Summer will be upon us soon, and with that, the treasure of summer nights.

Cooling temperatures, slowly retreating sunlight. A symphony of crickets and peepers. Unless if you’re homeless and go to New Horizons shelter to sleep. No summer night for you.

You have to sign in by 6:30 p.m. You get your last smoke at 7:30 p.m. In bed by 8 p.m. And lights out — even if the sun doesn’t cooperate — by 8:30 p.m.

“How can you tell a 59-year-old man he’s got to be in bed by 8 o’clock at night?” said Jack McLan. A one-time homeless man, McLan credits New Horizons with getting him on his feet, and he volunteers there at times. Still, he chafes over some of the rules.

“It’s worse than jail,” he said.

Clearly, that is the sentiment among many of the hardcore homeless in this city who are living in camps or sleeping on downtown streets.

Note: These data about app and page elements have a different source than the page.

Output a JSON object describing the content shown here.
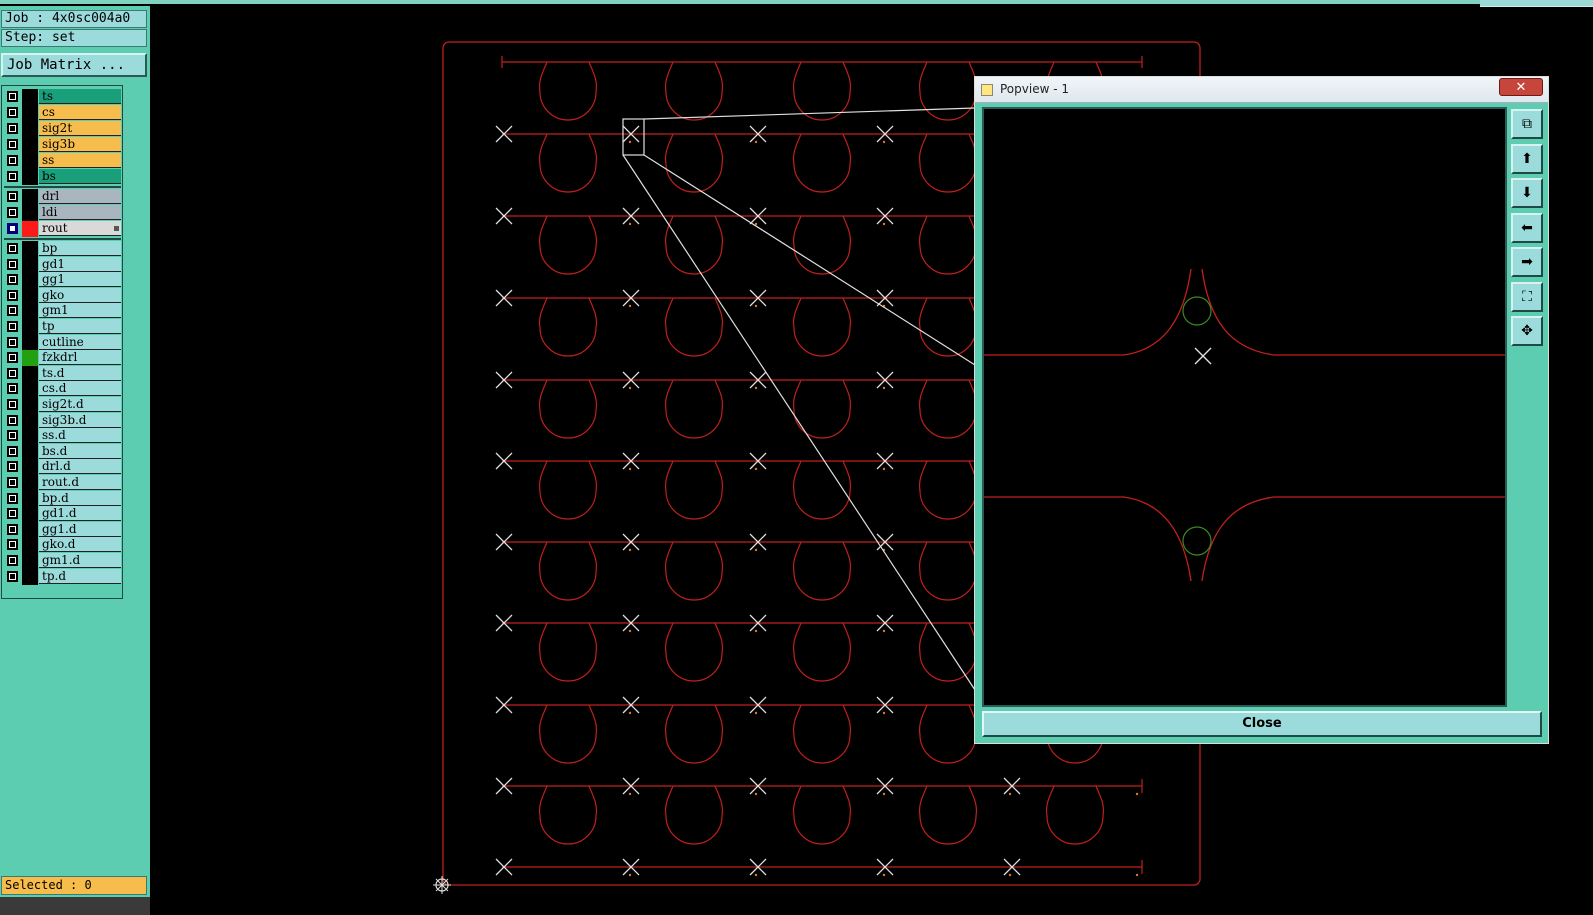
{
  "job_label": "Job : 4x0sc004a0",
  "step_label": "Step: set",
  "job_matrix_button": "Job Matrix ...",
  "layers_group1": [
    {
      "name": "ts",
      "color": "#19a07a"
    },
    {
      "name": "cs",
      "color": "#f7bd4c"
    },
    {
      "name": "sig2t",
      "color": "#f7bd4c"
    },
    {
      "name": "sig3b",
      "color": "#f7bd4c"
    },
    {
      "name": "ss",
      "color": "#f7bd4c"
    },
    {
      "name": "bs",
      "color": "#19a07a"
    }
  ],
  "layers_group2": [
    {
      "name": "drl",
      "color": "#a9b6c0"
    },
    {
      "name": "ldi",
      "color": "#a9b6c0"
    },
    {
      "name": "rout",
      "color": "#d9d9d9",
      "active": true,
      "swatch": "#ff1a1a"
    }
  ],
  "layers_group3": [
    {
      "name": "bp"
    },
    {
      "name": "gd1"
    },
    {
      "name": "gg1"
    },
    {
      "name": "gko"
    },
    {
      "name": "gm1"
    },
    {
      "name": "tp"
    },
    {
      "name": "cutline"
    },
    {
      "name": "fzkdrl",
      "swatch": "#22a010"
    },
    {
      "name": "ts.d"
    },
    {
      "name": "cs.d"
    },
    {
      "name": "sig2t.d"
    },
    {
      "name": "sig3b.d"
    },
    {
      "name": "ss.d"
    },
    {
      "name": "bs.d"
    },
    {
      "name": "drl.d"
    },
    {
      "name": "rout.d"
    },
    {
      "name": "bp.d"
    },
    {
      "name": "gd1.d"
    },
    {
      "name": "gg1.d"
    },
    {
      "name": "gko.d"
    },
    {
      "name": "gm1.d"
    },
    {
      "name": "tp.d"
    }
  ],
  "selected_label": "Selected : 0",
  "popview": {
    "title": "Popview - 1",
    "close_x": "✕",
    "close_button": "Close",
    "toolbar": [
      {
        "name": "zoom-window-icon",
        "glyph": "⧉"
      },
      {
        "name": "arrow-up-icon",
        "glyph": "⬆"
      },
      {
        "name": "arrow-down-icon",
        "glyph": "⬇"
      },
      {
        "name": "arrow-left-icon",
        "glyph": "⬅"
      },
      {
        "name": "arrow-right-icon",
        "glyph": "➡"
      },
      {
        "name": "zoom-fit-icon",
        "glyph": "⛶"
      },
      {
        "name": "zoom-center-icon",
        "glyph": "✥"
      }
    ]
  },
  "colors": {
    "rout_line": "#c0201c",
    "marker": "#e0e0e0",
    "pad_circle": "#3a8a20",
    "panel_bg": "#5ccdb1"
  }
}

Some are comfortable outside, said Michelle Duguay, a formerly homeless person who runs the organization New Hampshire Homeless Outreach.

Others have mental health reasons for avoiding the shelter. And some have had run-ins with the staff, she said.

And then, there are the rules:

• Wake up at 5 a.m.

• Consent to random searches of your bags.

• See a caseworker after your third night.

• Save half the income from your job (and New Horizons is the bank).

• No physical contact, not even a hug.

• No spending money frivolously or getting arrested for drugs.

• No fighting, threatening behavior, drugs or alcohol, weapons.

• No talking to volunteers who help at the soup kitchen.

• And no changing your T-shirt in the sleeping area if that means a bare chest.

I’m sure New Horizons can justify every rule (and there are even more). But balance the rules with the proliferation of homeless camps in the city.

The camps are filled with people who — whether mentally ill, drug addicts, petty criminals or just poor — don’t, or can’t, follow rules well.

I asked Maureen Beauregard, the new boss of New Horizons, about the rules, especially the summer night rule.

“I hear what you’re saying. On a personal level, I hear what you’re saying,” she said about the curfew.

But Families in Transition, the agency that started running New Horizons in January, won’t be changing any long-standing rules right away.

“We’re only in our fifth month,” said Beauregard, president of Families in Transition (FiT). She said FiT will make changes eventually but is doing its homework before doing so. That includes travel to California and Utah to review other shelters, researching best practices, tapping shelter guests for their ideas, and even empowering them to come up with changes.

It will also involve solutions for “people living at the river bank,” she said.

One of them is Lisa Anne Hampton.

Hampton, 55, was arrested March 22 at New Horizons. According to police reports, she did not leave when ordered out by New Horizons manager Wayne Jacques. Police reports say she came by asking for food. (The time of the arrest, 4:51 p.m., matches up with the hour the soup kitchen is open.)

Hampton said she only wanted to use the bathroom.

Jacques “told Hampton many times that they did not want her there today and she was not allowed in,” reads the police report.

“I did nothing to break the law or the rules of the shelter,” Hampton said this week. “Why was I not allowed? I was homeless. I was hungry.”

If anything, Hampton is flamboyant. She often wears elaborate costume jewelry and coordinated dresses and hats and lipstick.

She recognizes most street people and renders a strong hug and an enthusiastic “Hello” with her sing-song voice.

Her disposition is matched by blue eyes that have the tint of a morning sky. She talks non-stop about her Christian faith, her abusive ex-husband, her former run-ins with the law, the camp where she lives. It would be impossible for her to follow another rule of the shelter — to eat quietly and leave as quickly as possible.

When Hampton showed up in court for a hearing last week, her public defender told Hampton she wanted her to be tested for competency.

She refused and said she wants to fire the defender.

“These are taxpayer dollars at work — a court, public defender, a forensic psychologist,” she said.

I can’t get an answer about why New Horizons ordered Hampton out. McLan said he was there at the time, and Hampton was causing no trouble. I supplied her arrest paperwork to FiT, but Beauregard said it would be wrong to talk about clients.

Hampton could be on one of two lists of people banned from the shelter. One list, my shelter sources tell me, is termed the eviction list, and people can get back if they meet with their social worker and promise to behave.

Another is a formal no-trespass list, which involves the police being notified. Police spokesman Lt. Brian O’Keefe said he cannot access the list without a name of the person asked not to return.

Beauregard would not tell me how many people are on either list. She also won’t answer questions about how many New Horizons staff have left since the merger/takeover. My sources say it’s at least four out of the 30. Beauregard would not confirm that. In it’s latest tax filings, the organization received $2 million in government funding and $540,000 in donations.

“We really want to focus on the things we are doing moving forward,” Beauregard said. “We don’t think New Horizons is broken.”

Mark Hayward’s City Matters appears Saturdays in the New Hampshire Union Leader and UnionLeader.com. He can be reached at mhayward@unionleader.com.